MLA Michelson on Legislative Session
It was a productive Spring session of the Legislature with the government able to pass 50 pieces of legislation according to Moose Jaw North MLA Warren Michelson.
"All in all we were pleased in the amount of work done. It was a bit of a challenge with a new Premier getting things organized but things fell into place," Michelson stated.
"I'm amazed in the number of bills and policies debated and discussed and passed through this year," he said, adding that it had been said that there are too many laws, by former Premier Brad Wall, but there always seemed to be something where "people need to be protected."
Two of the big issues dealt with in this session of the Legislature involved issues arising from federal government actions, namely the carbon tax and cannabis legalization.
"There is some fight on this. When you take a really good look at the carbon tax it does nothing to reduce carbon. It's a tax they say they are giving back to the provinces but there has to be some cost in doing that."
The SaskParty government is not supporting an effort to simply tax for the sake of taxing but looking for real solutions through research and development, he said.
"How can we actually reduce carbon?"
Michelson pointed to changes in farming practices, carbon sequestration and working towards better fuel efficiencies as the solution.
"We have improvements in fuel and let's look at those Industries and how do you improve on that?"
Michelson stated that the federal government could place a 50 percent tax on fuel and by doing so did that mean he was only supposed to drive as far as Belle Plaine instead of all the way to Regina? A carbon tax would simply have massive negative effects on the Province's economy, he stated.
"It would effect the economy of the province but not achieve the results desired."
The other area the Provincial Government acted on because of federal actions was in the area of cannabis.
Michelson stated that it was an issue the Province and municipalities had had hoisted upon them from the federal government.
The Province did some extensive studies into the issue and responded with licensed cannabis retailers.
On Friday, the two retailers the City of Moose Jaw allowed to operate here - by virtue of a unanimous vote not to oppose - were announced on Friday.
The recipients were Jack Carleton Ltd consisting of Jack Carleton, Alex Carleton (owner of the Crushed Can Sports Bar) and Ira Dales (a local computer consultant and two time former Moose Jaw City Council candidate). Plus Darcy Fisher of Saskatoon.
Other pieces of legislation included changes to the Privacy Act in relation to the non-consensual circulation of intimate images.
The Domestic Violence Act which will allow victims of domestic violence the right to unpaid leave if required to assist them in their situation.
Michelson said the NDP opposition overall seemed to be ineffective and failed to focus on the big picture.
He pointed to the three -hour question and answer session the Opposition had with Premier Scott Moe and how they failed to ask any hard questions on the economy and transportation but asked a few questions on healthcare.
"They were quite ineffective but we are working together where we can to help the province."
On the austerity budget and the move away from resource revenues and balancing the budget, Michelson stated the provincial government is continually looking at it and potentially tweaking it if need be.
"Did we hurt things with taxes on ag products and insurance is one question we asked.
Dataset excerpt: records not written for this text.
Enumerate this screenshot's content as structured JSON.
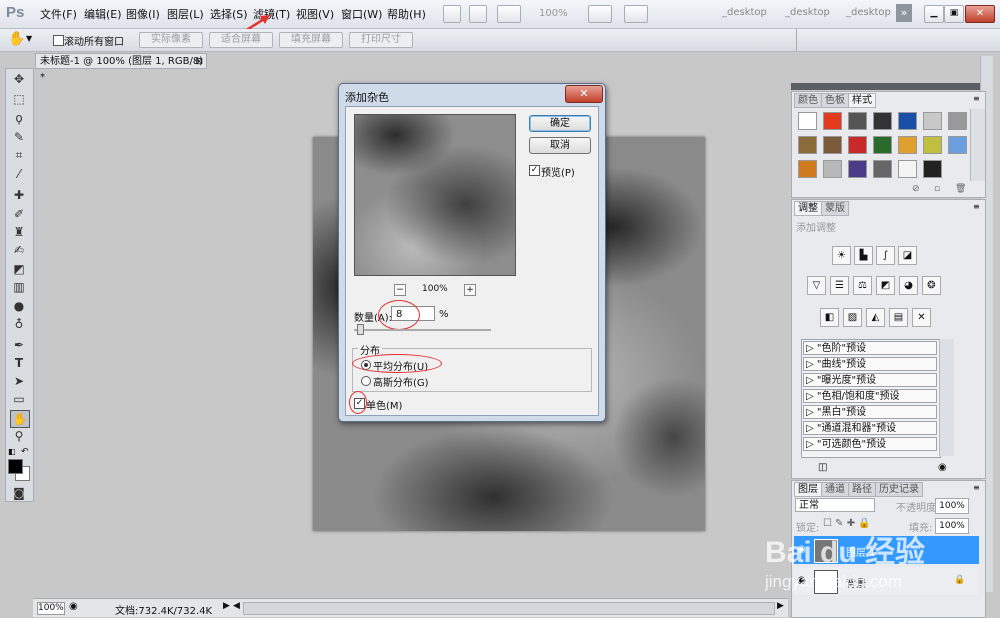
{
  "app": {
    "logo": "Ps",
    "menu": [
      "文件(F)",
      "编辑(E)",
      "图像(I)",
      "图层(L)",
      "选择(S)",
      "滤镜(T)",
      "视图(V)",
      "窗口(W)",
      "帮助(H)"
    ],
    "zoom_select": "100%",
    "workspaces": [
      "_desktop",
      "_desktop",
      "_desktop"
    ],
    "window_buttons": [
      "▁",
      "▣",
      "✕"
    ]
  },
  "options_bar": {
    "scroll_all_windows": "滚动所有窗口",
    "scroll_all_windows_checked": false,
    "buttons": [
      "实际像素",
      "适合屏幕",
      "填充屏幕",
      "打印尺寸"
    ]
  },
  "document": {
    "tab_title": "未标题-1 @ 100% (图层 1, RGB/8) *",
    "zoom": "100%",
    "doc_info": "文档:732.4K/732.4K"
  },
  "dialog": {
    "title": "添加杂色",
    "ok_label": "确定",
    "cancel_label": "取消",
    "preview_label": "预览(P)",
    "preview_checked": true,
    "preview_zoom": "100%",
    "zoom_out": "−",
    "zoom_in": "+",
    "amount_label": "数量(A):",
    "amount_value": "8",
    "amount_unit": "%",
    "amount_slider_fraction": 0.02,
    "distribution_label": "分布",
    "uniform_label": "平均分布(U)",
    "gaussian_label": "高斯分布(G)",
    "selected_distribution": "uniform",
    "mono_label": "单色(M)",
    "mono_checked": true,
    "close_glyph": "✕"
  },
  "panels": {
    "swatch_tabs": [
      "颜色",
      "色板",
      "样式"
    ],
    "adjust_tabs": [
      "调整",
      "蒙版"
    ],
    "adjust_title": "添加调整",
    "presets": [
      "\"色阶\"预设",
      "\"曲线\"预设",
      "\"曝光度\"预设",
      "\"色相/饱和度\"预设",
      "\"黑白\"预设",
      "\"通道混和器\"预设",
      "\"可选颜色\"预设"
    ],
    "layer_tabs": [
      "图层",
      "通道",
      "路径",
      "历史记录"
    ],
    "blend_mode": "正常",
    "opacity_label": "不透明度:",
    "opacity_value": "100%",
    "lock_label": "锁定:",
    "fill_label": "填充:",
    "fill_value": "100%",
    "layer_names": [
      "图层 1",
      "背景"
    ]
  },
  "watermark": {
    "text": "Bai du 经验",
    "url": "jingyan.baidu.com"
  },
  "colors": {
    "style_swatches": [
      "#ffffff",
      "#e23a1d",
      "#555555",
      "#333333",
      "#1a4fa8",
      "#c8c8c8",
      "#999999",
      "#8b6b3a",
      "#7a5a3a",
      "#c82a2a",
      "#2a6a2a",
      "#e0a030",
      "#c0c040",
      "#6aa0e0",
      "#d07a20",
      "#b8b8b8",
      "#4a3a8a",
      "#666666",
      "#f4f4f4",
      "#222222"
    ],
    "selection_blue": "#3399ff"
  }
}
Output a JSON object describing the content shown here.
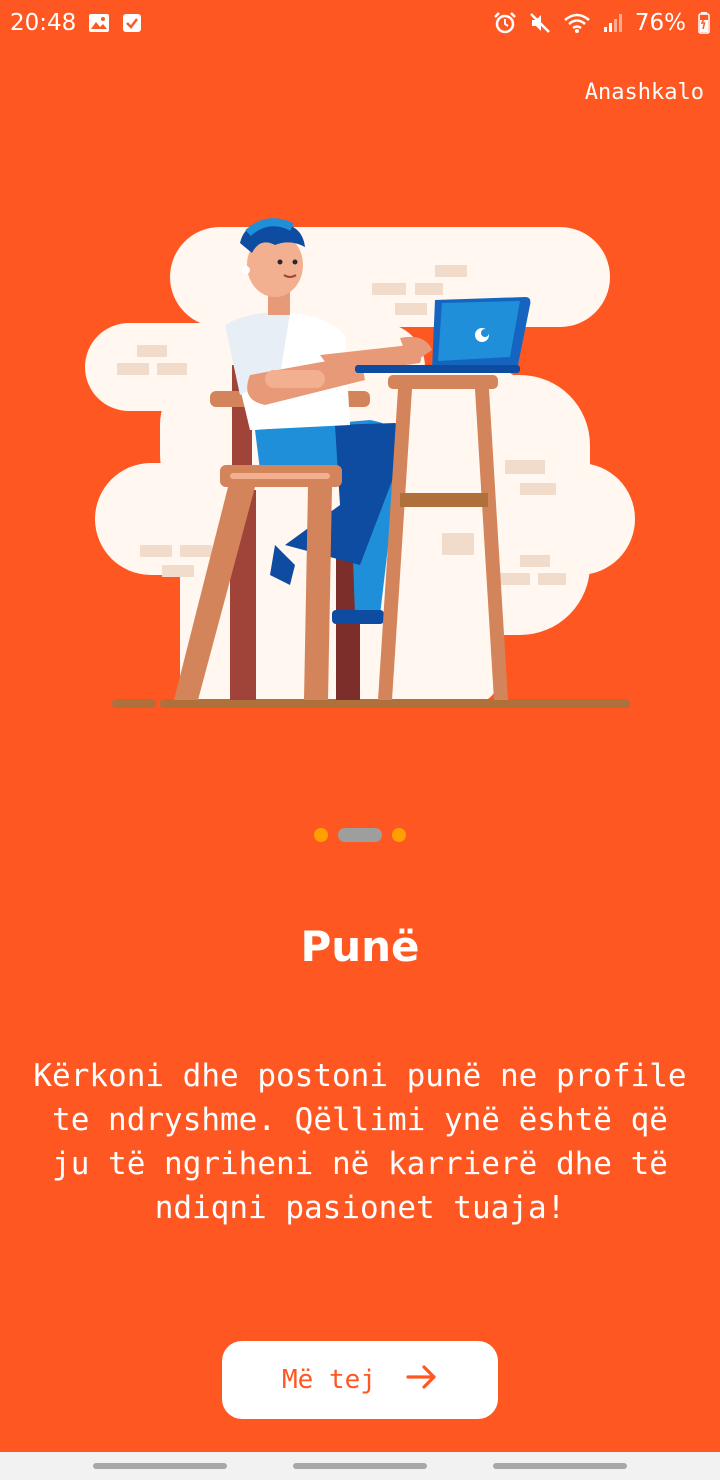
{
  "status_bar": {
    "time": "20:48",
    "battery_percent": "76%",
    "icons_left": [
      "gallery-icon",
      "task-check-icon"
    ],
    "icons_right": [
      "alarm-icon",
      "mute-icon",
      "wifi-icon",
      "signal-icon",
      "battery-charging-icon"
    ]
  },
  "onboarding": {
    "skip_label": "Anashkalo",
    "page_indicator": {
      "count": 3,
      "active_index": 1
    },
    "title": "Punë",
    "description": "Kërkoni dhe postoni punë ne profile te ndryshme. Qëllimi ynë është që ju të ngriheni në karrierë dhe të ndiqni pasionet tuaja!",
    "next_label": "Më tej",
    "illustration": "person-working-on-laptop"
  },
  "colors": {
    "background": "#FF5722",
    "indicator_dot": "#FFA000",
    "indicator_active": "#9E9E9E",
    "button_bg": "#FFFFFF",
    "button_text": "#FF5722"
  }
}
We had to back off on those because they hurt the Province."
Michelson said there are only two ways to help achieve the Provincial Government's goal of balancing the budget, either through cuts or raising taxes. But you can only cut so far.
"You can't cut yourself into a profit you have to generate income," Michelson stated.
In areas of the used car tax, the automotive sales industry was telling the government half of the used cars come from outside the province so they were paying taxes on them anyhow, he said, adding there had been suggestions of only taxing on the difference between a trade in and a new vehicle.
Despite the "Summer break" from the Legislature Michelson will be busy working.
To help achieve a better understanding of the budget's effect and the economy, Michelson said he would be part of a group of MLAs holding meetings across the province this Summer.
The committee will be reporting back to perspective ministries to insure feedback and potential changes made.
So far the economy committee has held a public meeting in Weyburn.
At that meeting one thing brought up was charging the six percent PST to construction and it having a negative effect on investment and the economy.
It should also be noted the Saskatchewan Association of Urban Municipalities (SUMA) in the Spring was seeking input from members into the effects of the PST on capital projects.
Additionally, the Saskatchewan School Trustees Association has been actively lobbying the Province to remove the PST on school construction and repair projects.
Local contracting firms have also informally told the MJ Independent the six percent PST has had a noticeable negative effect on their business.
The Economy Committee is scheduled to hold a public meeting in Moose Jaw that exact date is yet to be determined.